The technology is being used to study the rare fossil, and perhaps discover a new kind of Australian dinosaur, researchers claim.
“We’re using the Flinders CT Scanning Facility at Tonsley to look inside lumps of rock that contain the remains of a small dinosaur,” says lead researcher Associate Professor Paul Willis, from the College of Science and Engineering Palaeontology Lab.
“Once we have reconstructed the scans into 3D virtual models, we can print them out with a 3D printer so we can see the bones still hidden inside the rock.”
The dinosaur in question is a plant-eating hypsilophodont (small, running herbivore) dinosaur from Lightning Ridge, NSW, that was saved for science back in 2019. In conjunction with the Australian Opal Centre at Lightning Ridge and the Palaeo Pictures documentary team led by Associate Professor Willis, the reconstructed dinosaur will be salvaged and revived for future generations to see.
Fossils from Lightning Ridge are often preserved as colourless and valueless potch or common opal but occasionally they can be composed of precious opal, including the prized Black Opal, and can be exceeding high in value.
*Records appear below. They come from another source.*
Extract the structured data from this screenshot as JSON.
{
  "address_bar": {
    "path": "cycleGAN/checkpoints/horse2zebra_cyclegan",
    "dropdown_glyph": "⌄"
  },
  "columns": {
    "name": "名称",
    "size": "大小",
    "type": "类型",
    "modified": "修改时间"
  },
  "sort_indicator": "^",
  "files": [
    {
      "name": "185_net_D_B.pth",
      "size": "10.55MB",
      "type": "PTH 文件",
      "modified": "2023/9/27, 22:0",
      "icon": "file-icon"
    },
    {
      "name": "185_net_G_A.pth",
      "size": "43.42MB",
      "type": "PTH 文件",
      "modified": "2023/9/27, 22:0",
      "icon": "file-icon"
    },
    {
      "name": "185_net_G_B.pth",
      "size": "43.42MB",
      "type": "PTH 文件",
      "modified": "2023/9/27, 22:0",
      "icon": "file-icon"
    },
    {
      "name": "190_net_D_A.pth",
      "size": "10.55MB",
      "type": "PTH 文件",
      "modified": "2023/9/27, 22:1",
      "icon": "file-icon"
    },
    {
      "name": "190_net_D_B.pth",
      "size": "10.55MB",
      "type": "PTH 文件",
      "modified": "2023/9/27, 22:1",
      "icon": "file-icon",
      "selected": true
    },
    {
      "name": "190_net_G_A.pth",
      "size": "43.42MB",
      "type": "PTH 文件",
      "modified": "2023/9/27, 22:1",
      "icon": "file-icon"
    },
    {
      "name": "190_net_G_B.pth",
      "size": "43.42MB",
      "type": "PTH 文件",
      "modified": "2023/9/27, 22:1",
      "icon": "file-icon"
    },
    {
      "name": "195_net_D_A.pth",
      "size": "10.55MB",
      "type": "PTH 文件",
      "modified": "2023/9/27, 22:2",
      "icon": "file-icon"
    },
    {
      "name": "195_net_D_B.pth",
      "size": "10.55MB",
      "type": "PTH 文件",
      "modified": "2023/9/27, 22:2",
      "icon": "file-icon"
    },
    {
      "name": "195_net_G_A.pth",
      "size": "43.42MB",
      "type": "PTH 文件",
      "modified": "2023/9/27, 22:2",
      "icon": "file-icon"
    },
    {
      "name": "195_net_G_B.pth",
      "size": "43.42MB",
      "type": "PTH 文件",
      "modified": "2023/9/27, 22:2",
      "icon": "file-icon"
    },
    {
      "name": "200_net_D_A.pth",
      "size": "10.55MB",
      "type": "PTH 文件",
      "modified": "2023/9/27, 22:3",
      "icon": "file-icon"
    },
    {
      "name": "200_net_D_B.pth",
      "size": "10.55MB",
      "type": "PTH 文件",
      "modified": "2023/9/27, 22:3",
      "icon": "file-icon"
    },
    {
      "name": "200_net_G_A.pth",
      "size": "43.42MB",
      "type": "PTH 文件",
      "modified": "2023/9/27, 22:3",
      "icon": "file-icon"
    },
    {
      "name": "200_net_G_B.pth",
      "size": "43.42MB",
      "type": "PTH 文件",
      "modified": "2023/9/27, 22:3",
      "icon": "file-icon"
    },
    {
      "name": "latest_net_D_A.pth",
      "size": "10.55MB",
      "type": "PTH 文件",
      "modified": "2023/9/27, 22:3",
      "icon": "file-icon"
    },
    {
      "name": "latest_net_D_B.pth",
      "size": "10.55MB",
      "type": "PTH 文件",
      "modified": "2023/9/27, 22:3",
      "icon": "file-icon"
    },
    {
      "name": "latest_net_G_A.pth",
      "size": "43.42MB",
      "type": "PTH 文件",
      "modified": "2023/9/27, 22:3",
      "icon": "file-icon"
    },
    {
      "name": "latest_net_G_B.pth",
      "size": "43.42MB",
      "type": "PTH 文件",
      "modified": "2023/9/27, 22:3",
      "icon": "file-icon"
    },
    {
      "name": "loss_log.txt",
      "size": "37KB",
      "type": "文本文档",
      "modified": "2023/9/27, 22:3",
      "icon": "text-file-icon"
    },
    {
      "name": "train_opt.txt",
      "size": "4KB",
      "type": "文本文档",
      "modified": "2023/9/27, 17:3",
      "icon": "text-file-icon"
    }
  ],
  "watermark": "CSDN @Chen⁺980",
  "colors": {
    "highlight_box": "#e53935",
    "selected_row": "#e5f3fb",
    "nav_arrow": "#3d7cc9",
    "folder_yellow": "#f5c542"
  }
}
But Associate Professor Willis says all fossil specimens are ‘priceless’ to palaeontologists and using the latest technology will take much of the guesswork out of understanding the ancient animal’s story.
Recent scans of some of the pieces salvaged by opal miners at Lightning Ridge show that the bone inside is preserved in exquisite detail and the process has already begun of 3D printing the most interesting specimens, he says.
“Not only do the scans allow us to better understand exactly what we have as a dinosaur skeleton, they will be an invaluable aid to the next stage of studying this specimen, by removing the surrounding rock.”
“Prior to using scans on specimens like this, the removal of surrounding rock was very much a case of ‘doing in blind’, feeling our way in to reveal the bones.”
“Now we can do that with more confidence because we know where the rock stops and the bone starts.”
With only around 20% of the specimens scanned so far, this project has a way to go before the preparation process can begin.
Once that is completed, a detailed study of the skeleton (assisted by the scan data) will reveal if this is a new species of dinosaur as well as details about how it lived and died.